* [Your instructions]
Go through the material line by line and copy each one with the word "Build".

◇ ◇ ◇ ◇ ◇

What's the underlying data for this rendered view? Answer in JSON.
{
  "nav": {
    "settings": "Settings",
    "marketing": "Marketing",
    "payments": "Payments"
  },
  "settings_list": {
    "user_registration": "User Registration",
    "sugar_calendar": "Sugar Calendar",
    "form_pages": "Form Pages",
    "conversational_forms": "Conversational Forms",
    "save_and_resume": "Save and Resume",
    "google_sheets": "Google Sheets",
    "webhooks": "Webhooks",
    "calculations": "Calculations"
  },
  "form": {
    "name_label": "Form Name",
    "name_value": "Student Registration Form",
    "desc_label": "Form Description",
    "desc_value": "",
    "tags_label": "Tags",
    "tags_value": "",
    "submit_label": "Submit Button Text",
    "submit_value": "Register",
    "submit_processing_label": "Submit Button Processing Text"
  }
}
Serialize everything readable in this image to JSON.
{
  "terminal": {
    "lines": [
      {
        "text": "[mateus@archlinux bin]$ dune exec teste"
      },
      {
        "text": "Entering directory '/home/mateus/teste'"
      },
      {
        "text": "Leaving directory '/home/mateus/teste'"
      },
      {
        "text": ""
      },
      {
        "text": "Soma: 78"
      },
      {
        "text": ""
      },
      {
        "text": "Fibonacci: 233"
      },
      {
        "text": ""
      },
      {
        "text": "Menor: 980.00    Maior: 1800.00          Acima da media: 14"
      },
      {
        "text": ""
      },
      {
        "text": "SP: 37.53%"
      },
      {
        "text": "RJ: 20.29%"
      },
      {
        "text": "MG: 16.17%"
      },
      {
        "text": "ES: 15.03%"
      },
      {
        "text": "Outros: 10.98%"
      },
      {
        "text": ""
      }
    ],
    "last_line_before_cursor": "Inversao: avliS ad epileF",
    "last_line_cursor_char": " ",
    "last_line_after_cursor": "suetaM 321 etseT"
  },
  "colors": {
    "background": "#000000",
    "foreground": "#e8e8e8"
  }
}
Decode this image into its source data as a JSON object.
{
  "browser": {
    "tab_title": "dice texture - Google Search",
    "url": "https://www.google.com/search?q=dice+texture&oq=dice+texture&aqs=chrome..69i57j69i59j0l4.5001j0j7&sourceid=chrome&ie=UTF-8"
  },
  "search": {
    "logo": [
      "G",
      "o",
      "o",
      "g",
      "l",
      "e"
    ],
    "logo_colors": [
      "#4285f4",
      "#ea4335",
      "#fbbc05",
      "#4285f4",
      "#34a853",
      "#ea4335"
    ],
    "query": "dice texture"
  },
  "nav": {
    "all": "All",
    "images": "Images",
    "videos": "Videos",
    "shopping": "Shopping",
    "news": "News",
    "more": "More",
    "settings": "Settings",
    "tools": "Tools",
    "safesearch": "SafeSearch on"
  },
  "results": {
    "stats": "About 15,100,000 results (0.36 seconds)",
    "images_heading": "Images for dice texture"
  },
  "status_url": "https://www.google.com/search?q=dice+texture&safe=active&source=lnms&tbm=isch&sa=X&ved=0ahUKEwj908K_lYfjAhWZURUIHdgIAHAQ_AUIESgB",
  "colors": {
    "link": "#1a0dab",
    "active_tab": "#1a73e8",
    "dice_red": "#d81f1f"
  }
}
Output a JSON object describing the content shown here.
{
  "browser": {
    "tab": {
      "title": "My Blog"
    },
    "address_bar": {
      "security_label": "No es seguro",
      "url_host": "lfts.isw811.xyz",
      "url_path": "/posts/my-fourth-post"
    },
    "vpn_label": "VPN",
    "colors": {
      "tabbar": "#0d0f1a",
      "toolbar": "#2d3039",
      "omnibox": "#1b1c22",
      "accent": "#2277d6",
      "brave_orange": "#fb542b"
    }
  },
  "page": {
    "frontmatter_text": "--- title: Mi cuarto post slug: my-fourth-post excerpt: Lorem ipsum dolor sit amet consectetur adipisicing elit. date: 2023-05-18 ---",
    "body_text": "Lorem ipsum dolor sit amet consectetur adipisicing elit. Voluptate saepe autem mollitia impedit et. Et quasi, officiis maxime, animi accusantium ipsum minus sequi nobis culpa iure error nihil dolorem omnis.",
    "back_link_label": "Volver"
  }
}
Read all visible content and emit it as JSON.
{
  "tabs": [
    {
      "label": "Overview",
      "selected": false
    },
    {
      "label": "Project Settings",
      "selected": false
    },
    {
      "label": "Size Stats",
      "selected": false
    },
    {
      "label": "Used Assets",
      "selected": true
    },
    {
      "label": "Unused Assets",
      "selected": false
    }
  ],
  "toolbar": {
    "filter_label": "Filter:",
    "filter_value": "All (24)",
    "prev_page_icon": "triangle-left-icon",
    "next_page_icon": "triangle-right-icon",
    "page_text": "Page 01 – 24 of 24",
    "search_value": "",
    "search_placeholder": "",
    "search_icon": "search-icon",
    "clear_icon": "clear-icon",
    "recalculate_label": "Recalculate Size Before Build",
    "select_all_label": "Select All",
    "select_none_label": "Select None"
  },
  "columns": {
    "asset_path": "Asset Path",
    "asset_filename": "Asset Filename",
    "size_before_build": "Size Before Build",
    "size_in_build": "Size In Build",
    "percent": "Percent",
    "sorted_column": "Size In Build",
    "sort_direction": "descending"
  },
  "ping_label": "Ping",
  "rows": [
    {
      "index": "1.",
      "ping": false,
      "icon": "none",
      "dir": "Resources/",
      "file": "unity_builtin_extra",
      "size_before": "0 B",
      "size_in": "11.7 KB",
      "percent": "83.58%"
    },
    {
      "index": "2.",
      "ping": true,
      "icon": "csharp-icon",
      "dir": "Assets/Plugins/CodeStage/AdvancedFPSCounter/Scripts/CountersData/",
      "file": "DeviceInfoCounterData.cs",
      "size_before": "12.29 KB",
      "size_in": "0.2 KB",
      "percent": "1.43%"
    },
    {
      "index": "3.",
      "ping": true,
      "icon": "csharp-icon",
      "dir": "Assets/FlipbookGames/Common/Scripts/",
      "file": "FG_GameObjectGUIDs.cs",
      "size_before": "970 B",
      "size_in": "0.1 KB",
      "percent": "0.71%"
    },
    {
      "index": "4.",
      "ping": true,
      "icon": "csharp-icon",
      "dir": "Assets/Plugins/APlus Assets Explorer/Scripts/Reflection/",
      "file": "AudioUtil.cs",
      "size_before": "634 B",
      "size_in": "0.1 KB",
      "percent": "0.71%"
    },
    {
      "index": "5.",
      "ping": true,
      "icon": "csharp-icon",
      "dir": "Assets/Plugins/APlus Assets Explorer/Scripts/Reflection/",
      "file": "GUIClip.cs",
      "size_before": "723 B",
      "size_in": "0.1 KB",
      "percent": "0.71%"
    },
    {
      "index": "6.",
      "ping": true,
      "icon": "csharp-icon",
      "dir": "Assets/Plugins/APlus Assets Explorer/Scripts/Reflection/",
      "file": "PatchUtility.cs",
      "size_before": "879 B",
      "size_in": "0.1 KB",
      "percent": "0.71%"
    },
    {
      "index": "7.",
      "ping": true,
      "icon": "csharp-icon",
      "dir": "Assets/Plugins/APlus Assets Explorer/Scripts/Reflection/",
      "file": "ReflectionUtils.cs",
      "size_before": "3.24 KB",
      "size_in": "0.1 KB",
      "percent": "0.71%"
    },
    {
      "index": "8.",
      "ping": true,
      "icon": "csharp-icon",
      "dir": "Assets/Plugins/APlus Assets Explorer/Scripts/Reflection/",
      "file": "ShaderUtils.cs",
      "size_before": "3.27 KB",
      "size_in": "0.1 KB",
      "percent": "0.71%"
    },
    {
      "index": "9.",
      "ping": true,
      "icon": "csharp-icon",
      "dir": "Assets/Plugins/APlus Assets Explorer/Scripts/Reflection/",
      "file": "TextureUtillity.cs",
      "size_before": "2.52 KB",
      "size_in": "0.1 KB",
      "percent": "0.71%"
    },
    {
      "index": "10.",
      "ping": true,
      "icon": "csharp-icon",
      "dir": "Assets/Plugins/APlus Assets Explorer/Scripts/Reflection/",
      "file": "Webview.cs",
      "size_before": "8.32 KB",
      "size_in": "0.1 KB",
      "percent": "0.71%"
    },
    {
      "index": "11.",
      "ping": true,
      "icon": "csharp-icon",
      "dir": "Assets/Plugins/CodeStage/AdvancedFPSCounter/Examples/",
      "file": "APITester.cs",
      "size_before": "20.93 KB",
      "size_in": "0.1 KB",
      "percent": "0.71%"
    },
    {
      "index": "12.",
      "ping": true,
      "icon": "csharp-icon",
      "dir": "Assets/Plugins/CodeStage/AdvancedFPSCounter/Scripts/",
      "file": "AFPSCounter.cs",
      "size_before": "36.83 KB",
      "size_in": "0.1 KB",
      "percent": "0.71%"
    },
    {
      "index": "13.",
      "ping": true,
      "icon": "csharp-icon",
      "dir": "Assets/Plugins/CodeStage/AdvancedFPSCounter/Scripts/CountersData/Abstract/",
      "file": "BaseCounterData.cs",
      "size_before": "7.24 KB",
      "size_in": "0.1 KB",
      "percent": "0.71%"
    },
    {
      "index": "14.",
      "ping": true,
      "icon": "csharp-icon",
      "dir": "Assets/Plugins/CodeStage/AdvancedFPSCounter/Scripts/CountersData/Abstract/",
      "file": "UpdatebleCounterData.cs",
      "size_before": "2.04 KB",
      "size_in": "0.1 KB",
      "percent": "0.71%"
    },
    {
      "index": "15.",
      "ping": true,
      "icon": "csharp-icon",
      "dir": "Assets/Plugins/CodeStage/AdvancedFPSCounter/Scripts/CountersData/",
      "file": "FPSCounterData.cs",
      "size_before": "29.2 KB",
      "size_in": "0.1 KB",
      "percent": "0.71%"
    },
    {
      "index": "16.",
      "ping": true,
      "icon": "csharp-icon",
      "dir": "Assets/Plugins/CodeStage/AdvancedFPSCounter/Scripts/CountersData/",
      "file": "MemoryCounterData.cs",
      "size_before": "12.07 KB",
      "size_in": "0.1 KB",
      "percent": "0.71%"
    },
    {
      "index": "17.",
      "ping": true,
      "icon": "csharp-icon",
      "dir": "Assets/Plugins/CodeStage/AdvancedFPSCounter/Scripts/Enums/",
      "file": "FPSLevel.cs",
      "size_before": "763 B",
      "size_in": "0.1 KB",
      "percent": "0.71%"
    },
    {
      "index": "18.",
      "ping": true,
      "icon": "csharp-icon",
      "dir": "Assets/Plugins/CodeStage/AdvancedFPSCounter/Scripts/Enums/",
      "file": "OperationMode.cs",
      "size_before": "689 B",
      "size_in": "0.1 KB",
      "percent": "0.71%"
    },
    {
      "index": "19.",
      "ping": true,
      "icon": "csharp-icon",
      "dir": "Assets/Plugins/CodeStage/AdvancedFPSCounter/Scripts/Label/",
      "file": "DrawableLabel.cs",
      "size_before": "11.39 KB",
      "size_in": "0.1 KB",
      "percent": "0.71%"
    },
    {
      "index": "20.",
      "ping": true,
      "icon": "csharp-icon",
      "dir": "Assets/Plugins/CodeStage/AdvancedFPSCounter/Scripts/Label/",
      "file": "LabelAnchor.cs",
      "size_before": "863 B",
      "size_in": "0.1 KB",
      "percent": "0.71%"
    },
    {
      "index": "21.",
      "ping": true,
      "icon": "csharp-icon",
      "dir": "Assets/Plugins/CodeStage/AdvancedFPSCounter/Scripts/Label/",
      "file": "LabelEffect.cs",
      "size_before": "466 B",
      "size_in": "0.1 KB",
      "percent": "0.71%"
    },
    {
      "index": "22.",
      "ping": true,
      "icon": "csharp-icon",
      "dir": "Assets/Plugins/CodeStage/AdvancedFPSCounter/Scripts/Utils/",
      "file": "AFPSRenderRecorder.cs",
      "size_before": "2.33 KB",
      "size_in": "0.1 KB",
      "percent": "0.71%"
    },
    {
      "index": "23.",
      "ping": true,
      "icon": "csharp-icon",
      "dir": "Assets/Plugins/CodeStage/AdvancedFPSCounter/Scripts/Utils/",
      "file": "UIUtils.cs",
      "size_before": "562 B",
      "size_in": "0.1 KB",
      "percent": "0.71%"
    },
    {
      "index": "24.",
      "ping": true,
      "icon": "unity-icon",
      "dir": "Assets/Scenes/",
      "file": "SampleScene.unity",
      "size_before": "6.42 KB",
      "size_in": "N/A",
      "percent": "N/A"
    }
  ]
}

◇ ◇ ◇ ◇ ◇

* [Final answer]
    "recalculate_label": "Recalculate Size Before Build",
    "size_before_build": "Size Before Build",
    "size_in_build": "Size In Build",
    "sorted_column": "Size In Build",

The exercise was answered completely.